Jill Tay­lor-Hollings has been work­ing in the Depart­ment of Anthro­pol­o­gy at Lake­head Uni­ver­si­ty since 2001. She is cur­rent­ly an adjunct pro­fes­sor and post­doc­tor­al fel­low with the SSHRC fund­ed part­ner­ship project “Six Sea­sons of the Asiniskaw Ithini­wak” based at the Uni­ver­si­ty of Win­nipeg and in Man­i­to­ba Rocky Cree com­mu­ni­ties. Jill is an archae­ol­o­gist spe­cial­iz­ing in pre­con­tact pot­tery, lithics, and pub­lic archae­ol­o­gy who has worked in cen­tral Cana­da, Aus­tralia, and the USA. Jill has over 25 years of expe­ri­ence work­ing on numer­ous aca­d­e­m­ic, con­sult­ing, muse­um, and com­mu­ni­ty-based archae­o­log­i­cal projects. She com­plet­ed three degrees in archaeology/anthropology includ­ing a recent PhD at the Uni­ver­si­ty of Alber­ta, MA at the Uni­ver­si­ty of Saskatchewan, and BA Hon­ours at Bran­don Uni­ver­si­ty. Her dis­ser­ta­tion inves­ti­gat­ed ancient and more recent Indige­nous life­ways along the Miskweyaabizi­ibee (Blood­vein Riv­er) with­in Wood­land Cari­bou Provin­cial Park, which is now part of the Pima­chiowin Aki UNESCO World Her­itage site.
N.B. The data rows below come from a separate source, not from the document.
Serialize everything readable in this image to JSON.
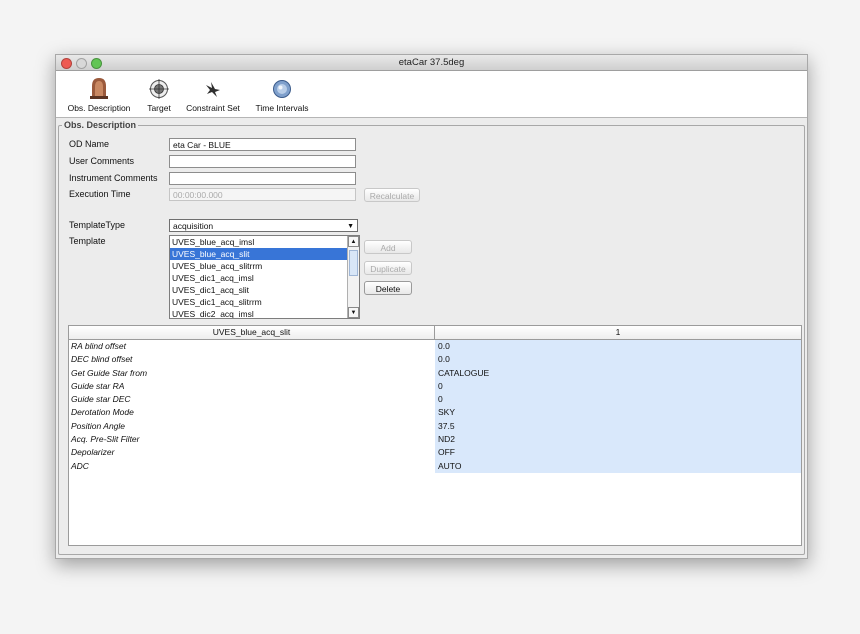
{
  "window": {
    "title": "etaCar 37.5deg"
  },
  "toolbar": {
    "items": [
      {
        "label": "Obs. Description",
        "icon": "observer-icon"
      },
      {
        "label": "Target",
        "icon": "target-globe-icon"
      },
      {
        "label": "Constraint Set",
        "icon": "constraint-icon"
      },
      {
        "label": "Time Intervals",
        "icon": "time-intervals-icon"
      }
    ]
  },
  "panel": {
    "title": "Obs. Description",
    "od_name_label": "OD Name",
    "od_name_value": "eta Car - BLUE",
    "user_comments_label": "User Comments",
    "user_comments_value": "",
    "instrument_comments_label": "Instrument Comments",
    "instrument_comments_value": "",
    "execution_time_label": "Execution Time",
    "execution_time_value": "00:00:00.000",
    "recalculate_label": "Recalculate",
    "template_type_label": "TemplateType",
    "template_type_value": "acquisition",
    "template_label": "Template",
    "templates": [
      "UVES_blue_acq_imsl",
      "UVES_blue_acq_slit",
      "UVES_blue_acq_slitrrm",
      "UVES_dic1_acq_imsl",
      "UVES_dic1_acq_slit",
      "UVES_dic1_acq_slitrrm",
      "UVES_dic2_acq_imsl"
    ],
    "selected_template": "UVES_blue_acq_slit",
    "add_label": "Add",
    "duplicate_label": "Duplicate",
    "delete_label": "Delete"
  },
  "table": {
    "header": [
      "UVES_blue_acq_slit",
      "1"
    ],
    "rows": [
      {
        "param": "RA blind offset",
        "value": "0.0"
      },
      {
        "param": "DEC blind offset",
        "value": "0.0"
      },
      {
        "param": "Get Guide Star from",
        "value": "CATALOGUE"
      },
      {
        "param": "Guide star RA",
        "value": "0"
      },
      {
        "param": "Guide star DEC",
        "value": "0"
      },
      {
        "param": "Derotation Mode",
        "value": "SKY"
      },
      {
        "param": "Position Angle",
        "value": "37.5"
      },
      {
        "param": "Acq. Pre-Slit Filter",
        "value": "ND2"
      },
      {
        "param": "Depolarizer",
        "value": "OFF"
      },
      {
        "param": "ADC",
        "value": "AUTO"
      }
    ]
  }
}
A key com­po­nent is ongo­ing col­lab­o­ra­tions with Anishi­naabeg from Pikangikum, Lit­tle Grand Rapids, and Lac Seul First Nations, who have tra­di­tion­al ter­ri­to­ries along the Blood­vein Riv­er, as well as park staff. Jill is orig­i­nal­ly from south­ern Man­i­to­ba, so enjoys both Plains and Bore­al For­est Cana­di­an stud­ies in particular.


Wel­come to the web­site for the Saska­toon Archae­o­log­i­cal Soci­ety! We are cel­e­brat­ing 80 years in 2015!
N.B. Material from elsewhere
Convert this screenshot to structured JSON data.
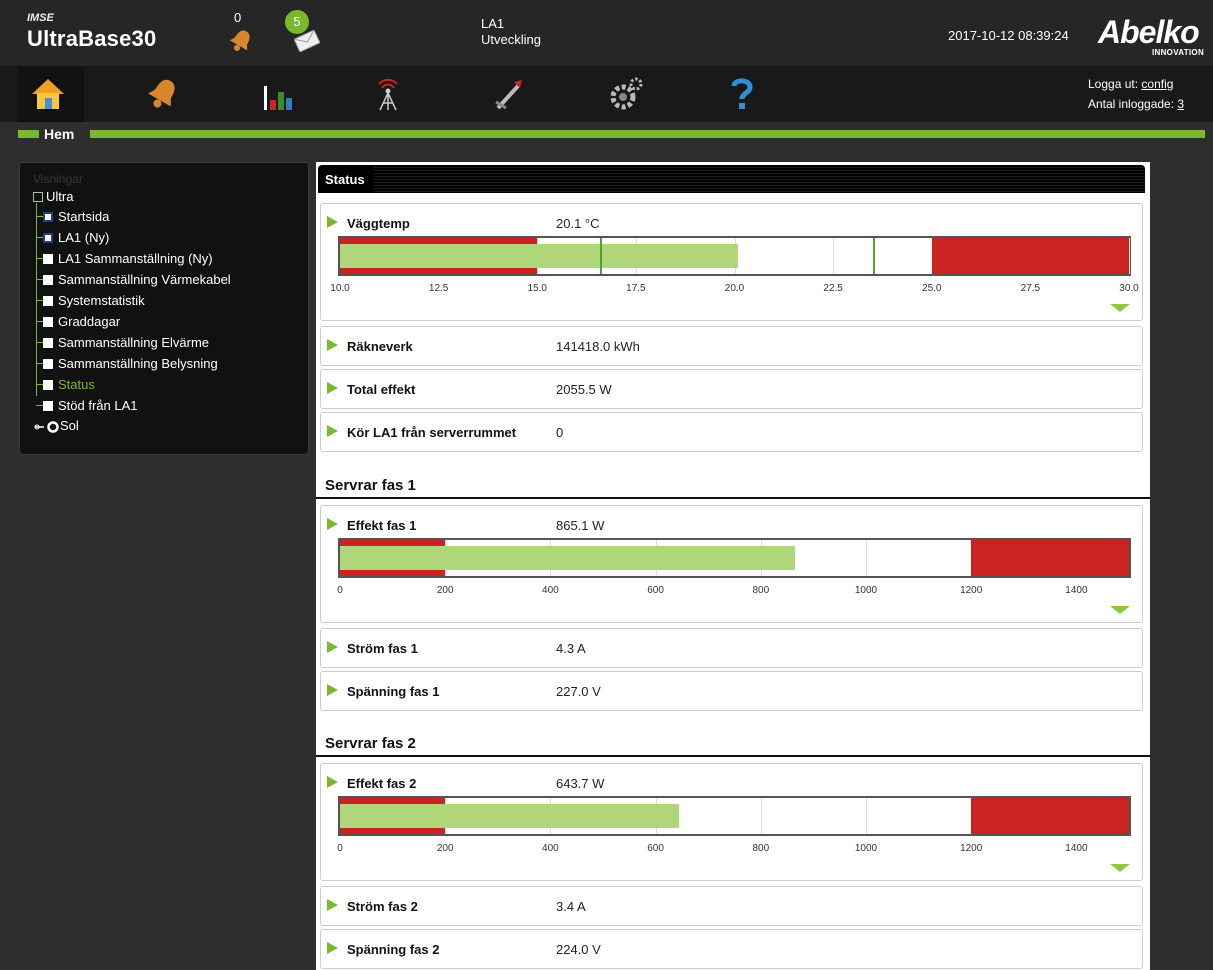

More infor­ma­tion about upcom­ing events, month­ly meet­ings, etc. will be avail­able soon.

If you have ques­tions or com­ments please con­tact us: saskatoon.archaeology [at] gmail.com